What all this means is that the Israeli government will have to decide sooner rather than later whether to implement the recommendation of the army and the security services to retake the area along the border between the PA and Egypt. Such a move will entail operating inside residential neighborhoods of the city of Rafiah, and will once again turn the Gaza Strip into a sealed-off enclave. The diplomatic harvest that Ariel Sharon and Ehud Olmert hoped to reap from the withdrawal will simply wither away. The alternative is for Gaza to continue becoming a huge stockpile of weapons and ammunition that must ultimately explode, with disastrous consequences.

Another obscured truth is that Fatah is not on the way back to power. PA President Abbas (Abu Mazen) and his Fatah cohorts are doing their best to hang on to their power and privileges, but they lack the momentum and the determination to go onto the offensive against Hamas, let alone dislodge the Islamist movement from power. In fact, Hamas is gradually penetrating the security apparatuses that were the heart of the Arafatian regime and which are rapidly ceasing to function in the West Bank, while in Gaza they are receding into a near-desperate defensive posture. The process of degeneration in Fatah is carrying on at full steam, not one of all the promises of reform has been kept. At most, Fatah will manage to survive as the junior partner to Hamas or, perish the thought, its fig leaf. Israel’s partner in the Oslo process, the Palestinian element that is committed to compromise, in theory at least, is going bankrupt.

Yet another bitter truth: The implosion and disintergration of Palestinian society has not been halted. On the contrary, the deterioration of civil order, of the social fabric, of the arms of government, of public services, is continuing everywhere. Many believe that the point of no return has been passed and that chaos has become the norm beside which all other political considerations pale into insignificance. Hamas has so far utterly failed to offer the public effective and normative governance, the impoverishment of broad sectors is ongoing, and personal security is dwindling away. Things have reached such a state that in a city like Hebron, and the same goes for East Jerusalem, there has been a meteoric revival of the Tahrir (Liberation) Party, an Islamic movement that eschews terror but preaches the renewal of the caliphate by means of some kind of a putsch. This is no more than a reflection of the disillusionment felt toward all of the old familiar organizations.

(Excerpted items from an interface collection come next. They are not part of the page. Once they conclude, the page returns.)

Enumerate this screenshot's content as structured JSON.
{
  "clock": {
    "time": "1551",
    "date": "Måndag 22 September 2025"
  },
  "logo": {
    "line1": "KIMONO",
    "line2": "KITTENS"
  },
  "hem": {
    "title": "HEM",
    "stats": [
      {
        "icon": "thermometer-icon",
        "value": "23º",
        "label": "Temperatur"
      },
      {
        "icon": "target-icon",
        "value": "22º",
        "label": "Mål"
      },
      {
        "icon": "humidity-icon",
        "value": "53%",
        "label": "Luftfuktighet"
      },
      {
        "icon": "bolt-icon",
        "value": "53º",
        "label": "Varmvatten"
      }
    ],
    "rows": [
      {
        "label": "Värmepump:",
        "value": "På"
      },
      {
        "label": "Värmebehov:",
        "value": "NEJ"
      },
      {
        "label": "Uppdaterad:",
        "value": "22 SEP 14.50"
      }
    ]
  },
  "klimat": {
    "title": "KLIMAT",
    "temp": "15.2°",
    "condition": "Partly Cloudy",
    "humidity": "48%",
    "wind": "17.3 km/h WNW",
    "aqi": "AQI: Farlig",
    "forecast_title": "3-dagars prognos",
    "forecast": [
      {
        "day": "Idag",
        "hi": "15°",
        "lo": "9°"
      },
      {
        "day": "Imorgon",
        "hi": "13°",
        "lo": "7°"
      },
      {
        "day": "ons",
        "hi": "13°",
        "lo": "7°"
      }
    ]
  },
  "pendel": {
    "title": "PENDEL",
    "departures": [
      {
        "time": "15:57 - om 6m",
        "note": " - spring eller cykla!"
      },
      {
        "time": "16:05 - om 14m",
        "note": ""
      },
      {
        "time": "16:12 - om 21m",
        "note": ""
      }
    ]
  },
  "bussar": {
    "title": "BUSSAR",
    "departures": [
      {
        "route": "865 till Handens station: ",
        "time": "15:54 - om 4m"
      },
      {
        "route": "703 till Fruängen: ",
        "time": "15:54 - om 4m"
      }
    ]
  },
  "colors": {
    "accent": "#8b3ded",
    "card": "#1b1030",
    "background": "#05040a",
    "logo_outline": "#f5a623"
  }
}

The same is true, incidentally, of the so-far limited phenomenon of local groupings, such as the Popular Resistance Committees, emulating the al-Qaeda model and going as far as attempting to become Bin Laden’s Palestinian branch. Thus, the “Islamic Army” has declared its establishment in Gaza, and a series of Palestinian websites have recently become organs of the jihad according to the school of Sheikh Osama. Even in Hamas there is nervousness over this tendency among certain young Islamic circles.

These are the conditions on the ground, and this is the true course the Palestinian environment is taking, and for the foreseeable future at least, no hudna-style truce or new coalition can alter the bitter truths obscured by the dust.

Ehud Yaari is an Israel-based associate of The Washington Institute and associate editor of Jerusalem Report. He is the author of Toward Israeli-Palestinian Disengagement and Peace by Piece: A Decade of Egyptian Policy.